Stygian: Reign of the Old Ones by Cultic Games
So many games based on H.P. Lovecraft do little more than recreating the basic premise of The Call of Cthulhu (both the novella and the various tabletop and video games that took its name). The player discovers horrible goings-on involving cults and/or scientists messing with strange, otherworldly forces and horrific alien gods, and must struggle against sanity to stave off catastrophe.
Stygian: Reign of the Old Ones dispenses with all that. The bad guys won. The city of Arkham – based on Salem, MA and featured in so many of Lovecraft’s stories – has been cut off from the rest of the world, whisked off to some other dimension of permanent twilight.
The crops have died, half the population has gone mad, and the Cthulhu cult marches openly in the streets.
Terrifying Vistas of Reality (and of Our Frightful Position Therein)
It’s an ingenious way to put a brand new spin on tropes that have become overly familiar. You’ve got your prohibition-era gangsters, your antique shops full of cursed idols, your mad artists and your even madder occultists, but they’re all struggling to adjust to a new set of horrors that have risen to the surface instead of merely bubbling just underneath it.
With a dwindling food supply, the dollar has lost all value and been supplanted by an ad hoc prison-style economy based on cigarettes. The local pharmacist has traded medicine for opiates, one of the few balms left to ordinary people beset by extraordinary horrors. And instead of government and civil services, the Mob has joined forces with the hooded Cthulhu-worshipers.
Into this apocalyptic (but old-time) vision of other-dimensional end times strides our heroic player character, and there are mysteries aplenty to solve. Obviously, “What happened here?” is a pressing question, but there’s also the nightmarish visions of “The Dismal Man” who appeared just before all the weirdness? Who is he? Why did he appear in Arkham and – more pressingly – in our dreams?
Then there’s the sickly folklorist who believes he’s figured out a technology to return to our world, a crumbling bank building full of the violently insane, demon-possessed occultists…and did we mention the serial killer?
Battling Against the Waves of Destruction from Ultimate Space
Stygian provides multiple means of solving these myriad mysteries, all dependent on what kind of character you’ve chosen or created. You can use intellect – science and occult knowledge alike – or psychological persuasion, or just fight your way through every conflict with revolvers and baseball bats.
In that, as well as in its delicately drawn, isometric art style, it reminded me a great deal of Arcanum: Of Steamworks and Obscura, with cosmic horror and pulp noir standing in for steampunk high fantasy.
Another similarity to my recollections of that game: I once again went for an intellectual character, hoping to use nonviolent methods to overcome every trial that Stygian threw my way, only to get thoroughly thumped the first time I encountered an unavoidable fight.
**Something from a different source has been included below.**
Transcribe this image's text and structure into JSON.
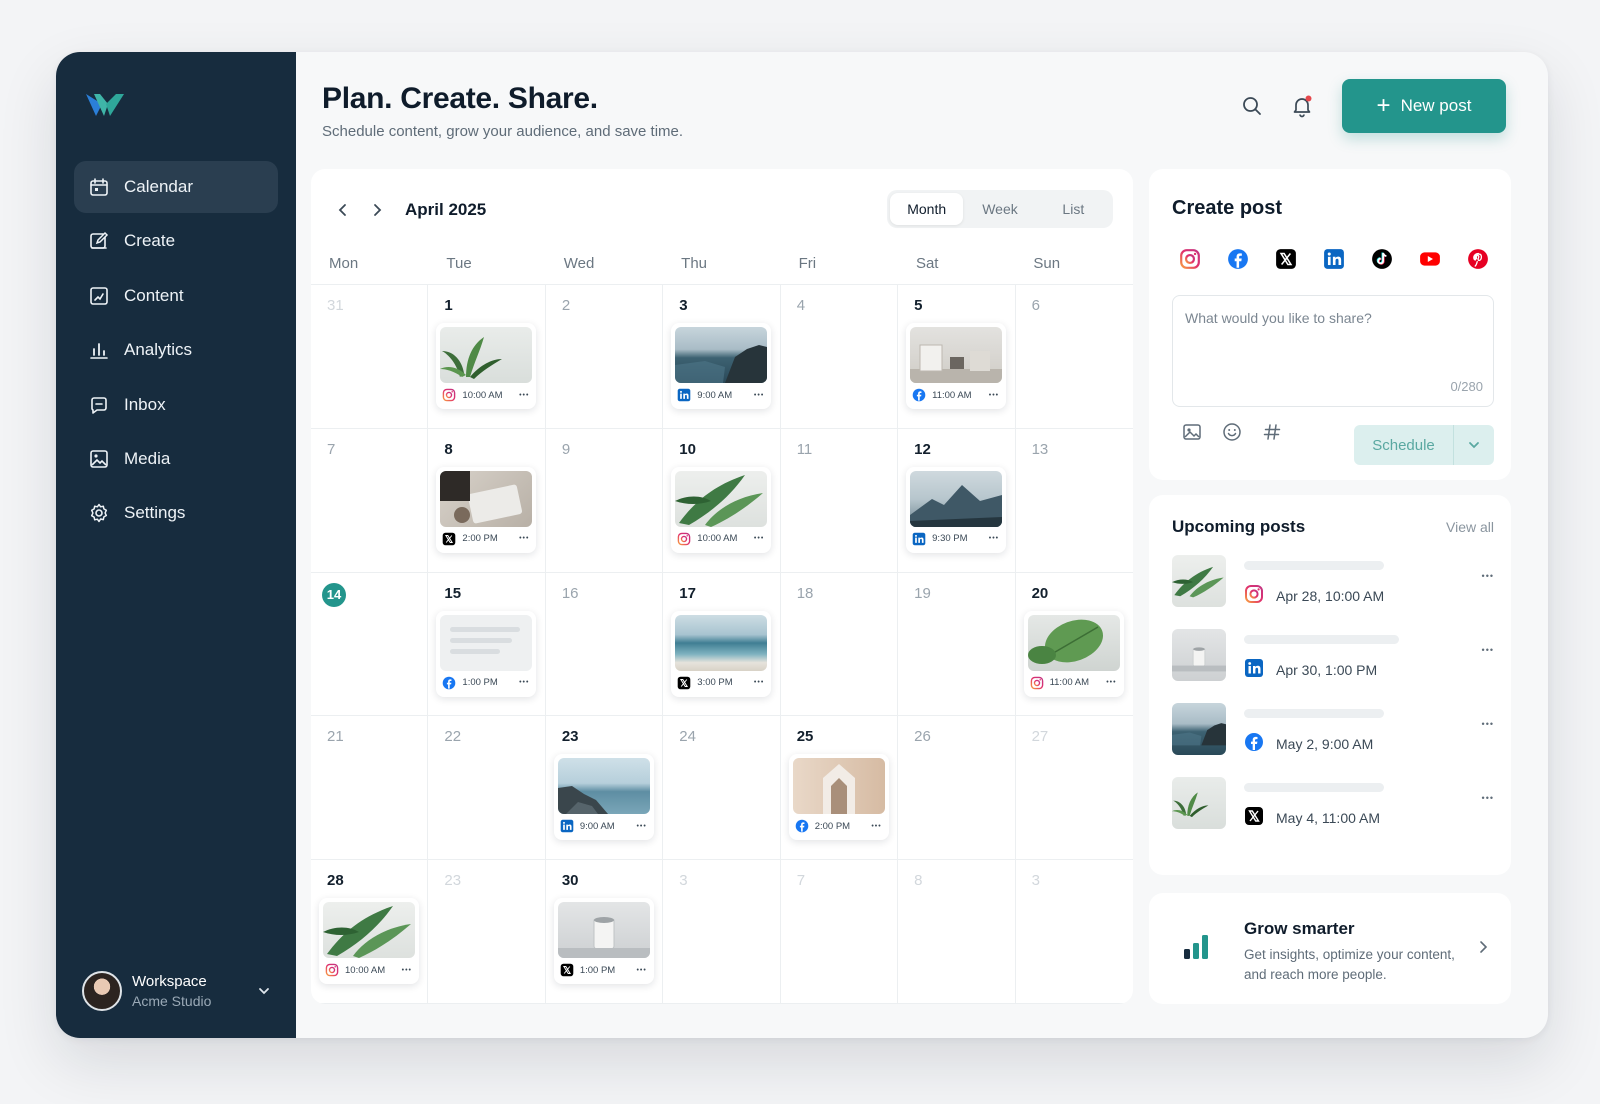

Fortunately, you can not only acquire companions on your quest but also also hire additional muscle to back you up before heading into a situation where combat might be likely (a necessity for my frail, elderly professor character).
Also fortunate: Stygian really does offer enough alternate approaches not only to story-line and side quests but to crafting, recovery, research, etc. that before even finishing the game I was already considering how I might approach things differently in my next play-through.
Cosmic Horrors Aplenty (and Mercifully Few Earthly Annoyances)
Stygian’s flaws are few. Despite the delicate interplay of multiple story threads and the availability of alternate solutions, it does feel a bit reliant on fetch quests at times, and the turn-based combat felt a little monotonous regardless of whether I was employing guns, fists, the black arts or the advanced martial strategy of running away.
Also, as expected for any game in the genre, it shoehorns every possible reference from Lovecraft’s stories into the game, from the titular characters of “The Terrible Old Man” and “The Outsider” to mentions of Pickman’s ghouls and the old Innsmouth families. Expected, but a little disappointing and forced at this point.
That said, Stygian is an impeccably crafted RPG in an unexpected setting that, though derivative in places, is dripping with unique style and provides a fresh perspective on a well-used set of characters and settings.
From its art style – again, think Arcanum: Of Steamworks and Obscura but drawn in the style of Charles Addams and Edward Gorey – to its exquisitely designed narrative and interlacing side quests, this is an essential turn-based RPG in the same vein as the first few Fallout games.
If you’re only going to play one game all full of Cthulhu in it this year, make it Stygian: Reign of the Old Ones.
Stygian: Reign of the Old Ones is available via Steam.
Watch the official Stygian: Reign of the Old Ones trailer below: